**TASK DIRECTIONS**
Your response should contain each line of the data that includes "heading".
━━━━━ MATERIAL TO PROCESS ━━━━━
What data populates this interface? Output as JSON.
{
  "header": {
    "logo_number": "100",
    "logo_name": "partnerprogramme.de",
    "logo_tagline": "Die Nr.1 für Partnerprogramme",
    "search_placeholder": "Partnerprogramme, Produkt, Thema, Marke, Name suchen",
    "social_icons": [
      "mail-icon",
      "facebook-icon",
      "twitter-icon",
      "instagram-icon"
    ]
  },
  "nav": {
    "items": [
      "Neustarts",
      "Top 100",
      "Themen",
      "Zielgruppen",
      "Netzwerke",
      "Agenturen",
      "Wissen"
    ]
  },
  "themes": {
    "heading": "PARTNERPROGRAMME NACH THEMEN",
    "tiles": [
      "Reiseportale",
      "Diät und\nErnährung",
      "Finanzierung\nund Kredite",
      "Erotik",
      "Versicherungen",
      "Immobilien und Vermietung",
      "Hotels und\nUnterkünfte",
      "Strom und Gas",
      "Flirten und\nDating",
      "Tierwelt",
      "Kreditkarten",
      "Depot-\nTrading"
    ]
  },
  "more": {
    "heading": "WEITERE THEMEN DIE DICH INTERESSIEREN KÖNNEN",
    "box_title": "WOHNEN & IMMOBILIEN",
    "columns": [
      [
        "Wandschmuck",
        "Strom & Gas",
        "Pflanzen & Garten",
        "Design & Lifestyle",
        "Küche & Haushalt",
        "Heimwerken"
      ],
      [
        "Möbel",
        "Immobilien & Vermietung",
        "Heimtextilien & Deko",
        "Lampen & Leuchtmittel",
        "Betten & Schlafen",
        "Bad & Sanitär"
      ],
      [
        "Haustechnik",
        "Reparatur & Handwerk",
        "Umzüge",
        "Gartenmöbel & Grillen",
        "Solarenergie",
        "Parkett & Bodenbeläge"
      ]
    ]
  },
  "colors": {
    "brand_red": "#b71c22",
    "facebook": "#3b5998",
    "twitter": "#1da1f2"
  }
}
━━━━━
**EXERCISE RESPONSE**
    "heading": "PARTNERPROGRAMME NACH THEMEN",
    "heading": "WEITERE THEMEN DIE DICH INTERESSIEREN KÖNNEN",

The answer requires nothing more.